So, it’s understandable that you might not know much about this breed. But what can you expect as your kitten grows into adulthood? Your Oriental Shorthair can get up to 8–12 lbs. Whether you’re here because you’re just curious or if you’re thinking of getting one of these regal-looking cats, we have you covered.
Facts About Oriental Shorthair Cats
Oriental Shorthair Cats Size and Growth Chart
This chart shows the average rates of growth for an Oriental Shorthair cat. Of course, every kitten will grow at different rates, so don’t be worried if your cat doesn’t fit into these categories snuggly. If you have been keeping up with your veterinarian visits and they’re confident your kitten is happy and healthy, you are on the right track.
|Age||Weight Range||Length Range|
|8 weeks||2–4 lbs||7–9”|
|3 months||3–5 lbs||8–10”|
|6 months||5–8 lbs||10–12”|
|9 months||8–10 lbs||12–14”|
|1 year||8–12 lbs||16–18”|
|2 years||8–12 lbs||16–18”|
When Does an Oriental Shorthair Cat Stop Growing?
Oriental Shorthair cats generally stop growing around 12 months of age, but do they ever grow up? Even as an adult, this cat is fun and outgoing and, unlike many other cats, will become withdrawn and depressed if left alone for longer than a few hours.
These cats are just fun to have around and never seem to grow out of that playful kitten stage. They are interactive and enjoy playing with other family members, whether that other member is a human, a cat, or even a dog. It’s generally recommended that you get another furry companion for your Oriental Shorthair cat.
Factors Affecting the Size of Oriental Shorthair Cat
A few factors will affect the size of the Oriental Shorthair cat, like insufficient nutrition, genetics, not eating enough, breeding, too much exercise, and health issues.
There is a difference between having a small cat and an underweight one. If your cat is naturally smaller in weight and height, these characteristics will be proportionate. On the other hand, a skinny Oriental Shorthair cat will be underweight for its age and height.1 Food refusal should be taken seriously because a lack of nutrition will negatively impact your cat’s development and growth.
Oriental Shorthair cats are prone to a few health issues, one of which is called protrusion of the cranial sternum,2 which can cause respiratory problems and make it difficult for the cat to breathe and eat. So, while your cat’s size difference might be down to something completely innocent, there are more worrying alternatives. If you ever feel concerned about your kitten’s development, contact your vet immediately.
Ideal Diet for Maintaining a Healthy Weight
If you start with high-quality kitten food for the first year of your Oriental Shorthair’s life before transitioning them to a high-quality adult diet, it will ensure that all of your cat’s nutritional needs are met. These are high-energy cats, so they will need a diet that can keep up with them. Oriental Shorthair cats like opportunities to explore and need to be mentally and physically stimulated to keep boredom and obesity at bay.

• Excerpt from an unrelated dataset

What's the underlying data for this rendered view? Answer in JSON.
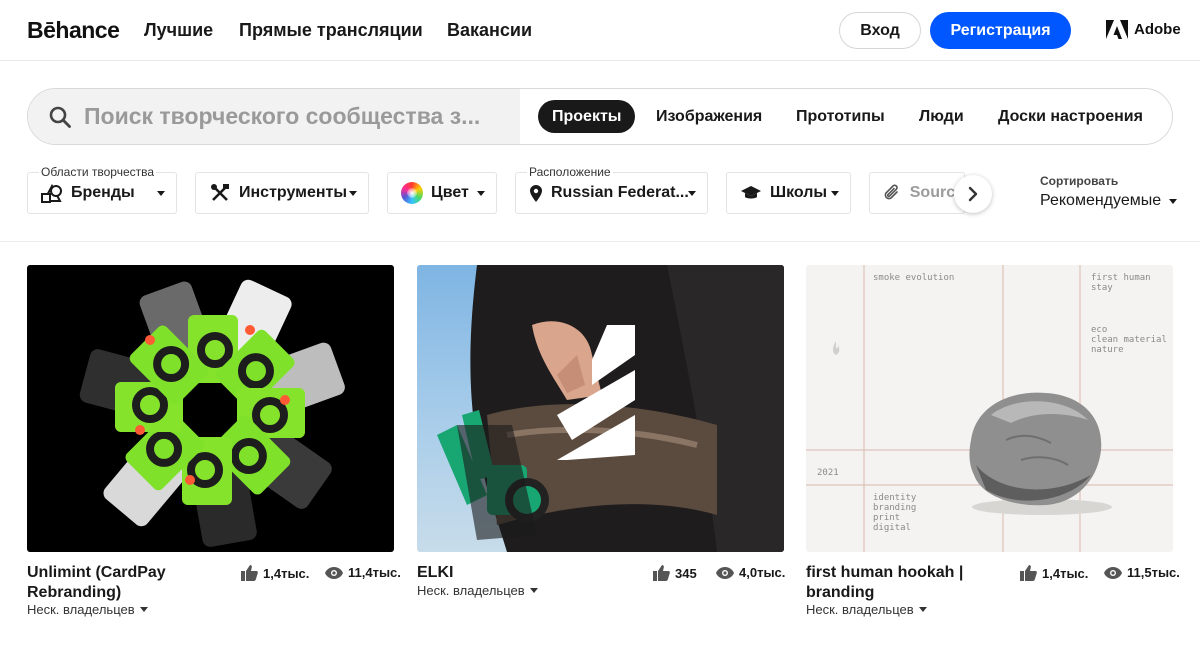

Cats cannot produce vitamins and amino acids like vitamins A, D3, B, arginine, and taurine. Therefore, you need to make sure it is included in their diet.
How to Measure Your Oriental Shorthair Cat
To measure your cat’s length accurately, you need to measure from its nose to the base of its tail so you don’t include its tail. You will have to measure their height when they’re on all four paws and start from the floor to the base of their neck, so you don’t include their head in the measurement. You might need someone else to help you with this task, especially if you have a wiggler on your hands!
Tracking the growth of a kitten can be tricky, especially one with as much energy as the Oriental Shorthair cat. Thankfully, once you tire this cat out, they’ll want cuddles, so there might be an opportunity to measure them after exercise. If your cat isn’t following the figures from the chart, it doesn’t necessarily mean you have something to worry about. Keep up with your recommended vet visits and make another appointment if you’re concerned.
Featured Image Credit: VittoriaChe, Shutterstock